Tech billionaire Elon Musk is to close his Tesla electric car plant in Germany for two weeks while engineers work out why production there is so slow.
German daily Bild reports that the Tesla’s Model Y production line will come to a complete standstill from Monday (11th July).
Engineers are to study and rearrange the factory floor in a bid to smooth out logjams in the manufacture.
Musk hoped for 500,000 cars a year to roll off the line at the 300-hectare plant in Gruenheide, Brandenburg state, when it opened last March.
But according to Bild, its weekly output is 1,000 cars a week, just 10 per cent of the original target.

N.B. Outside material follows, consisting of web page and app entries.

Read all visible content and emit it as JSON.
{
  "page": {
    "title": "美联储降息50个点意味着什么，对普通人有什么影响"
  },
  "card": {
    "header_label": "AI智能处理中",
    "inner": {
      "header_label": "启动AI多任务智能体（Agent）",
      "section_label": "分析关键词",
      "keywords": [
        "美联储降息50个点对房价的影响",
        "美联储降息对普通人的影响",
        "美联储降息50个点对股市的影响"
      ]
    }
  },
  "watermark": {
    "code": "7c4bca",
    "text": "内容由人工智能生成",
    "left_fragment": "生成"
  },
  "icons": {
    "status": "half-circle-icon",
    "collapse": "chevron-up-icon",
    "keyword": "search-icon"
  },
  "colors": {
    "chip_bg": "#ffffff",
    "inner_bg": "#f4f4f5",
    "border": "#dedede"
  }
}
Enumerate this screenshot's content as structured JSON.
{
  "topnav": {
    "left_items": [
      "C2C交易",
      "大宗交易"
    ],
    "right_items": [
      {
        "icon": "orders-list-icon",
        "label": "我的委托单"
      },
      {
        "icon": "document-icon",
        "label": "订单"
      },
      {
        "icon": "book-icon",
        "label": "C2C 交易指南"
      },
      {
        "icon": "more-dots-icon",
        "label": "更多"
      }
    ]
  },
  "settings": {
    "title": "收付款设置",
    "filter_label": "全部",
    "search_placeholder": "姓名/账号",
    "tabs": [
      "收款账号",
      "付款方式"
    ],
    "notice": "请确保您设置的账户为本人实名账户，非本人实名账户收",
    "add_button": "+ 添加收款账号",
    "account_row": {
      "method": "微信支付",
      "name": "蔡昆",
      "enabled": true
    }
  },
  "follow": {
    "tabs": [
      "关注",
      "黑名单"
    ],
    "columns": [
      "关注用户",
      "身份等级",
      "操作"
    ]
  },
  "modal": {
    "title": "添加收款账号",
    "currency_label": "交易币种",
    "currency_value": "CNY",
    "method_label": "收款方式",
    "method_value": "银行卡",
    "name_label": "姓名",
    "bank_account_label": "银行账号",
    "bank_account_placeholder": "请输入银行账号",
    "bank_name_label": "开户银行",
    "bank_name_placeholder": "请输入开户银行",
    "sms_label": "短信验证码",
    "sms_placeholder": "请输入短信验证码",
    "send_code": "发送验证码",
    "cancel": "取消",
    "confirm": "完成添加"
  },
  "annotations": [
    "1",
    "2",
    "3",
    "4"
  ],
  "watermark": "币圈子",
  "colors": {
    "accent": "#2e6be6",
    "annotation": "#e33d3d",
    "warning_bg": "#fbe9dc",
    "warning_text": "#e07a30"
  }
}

Employees will work in three instead of two shifts after the two-week revamp, according to Bild.
It is also understood that Tesla would concentrate on manufacturing the electric motors of its cars in an adjacent construction hall instead of importing them from its Giga Factory in Shanghai.
Tesla’s Y Model – a five-door midsize SUV – has quickly become one of the most popular e-cars in the world. Prices start at GBP 55,000.
It has also emerged that Tesla is experiencing considerable difficulties finding qualified staff.
Joerg Steinbach – Economy Minister of Brandenburg state – says Tesla is hiring between 400 and 500 new employees every month.
Bild claims that Tesla might have to scrap its plans to launch a battery cell production line by the end of this year if the company fails to hire an even bigger workforce.
Tesla intends to have a workforce of 9,000 at the Gruenheide plant in half a year, according to the newspaper.
Plans to expand the factory – 20 miles southeast of Berlin – are reportedly on hold as the local council refuses to give the green light.
The USD 5.5 billion factory opened in March after receiving a last-minute environment permit by the federal authorities.
Musk and German Chancellor Olaf Scholz attended the opening ceremony.
The Canadian-American entrepreneur said: “Thank you, Brandenburg, thank you, Gruenheide, thank you, Germany.”
Musk added: “With solar power, wind energy and storage, we ensure sustainability. Believe in the future!”
Scholz announced: “This is a sign of progress happening in Germany. Electronic mobility is the technology of the future.”
The construction of the factory has outraged environment protection organisations as dozens of hectares were deforested.
Reports that the Tesla plant might need as much water as a town of 40,000 residents sparked further controversy – and concerns among local residents about potential water supply shortages.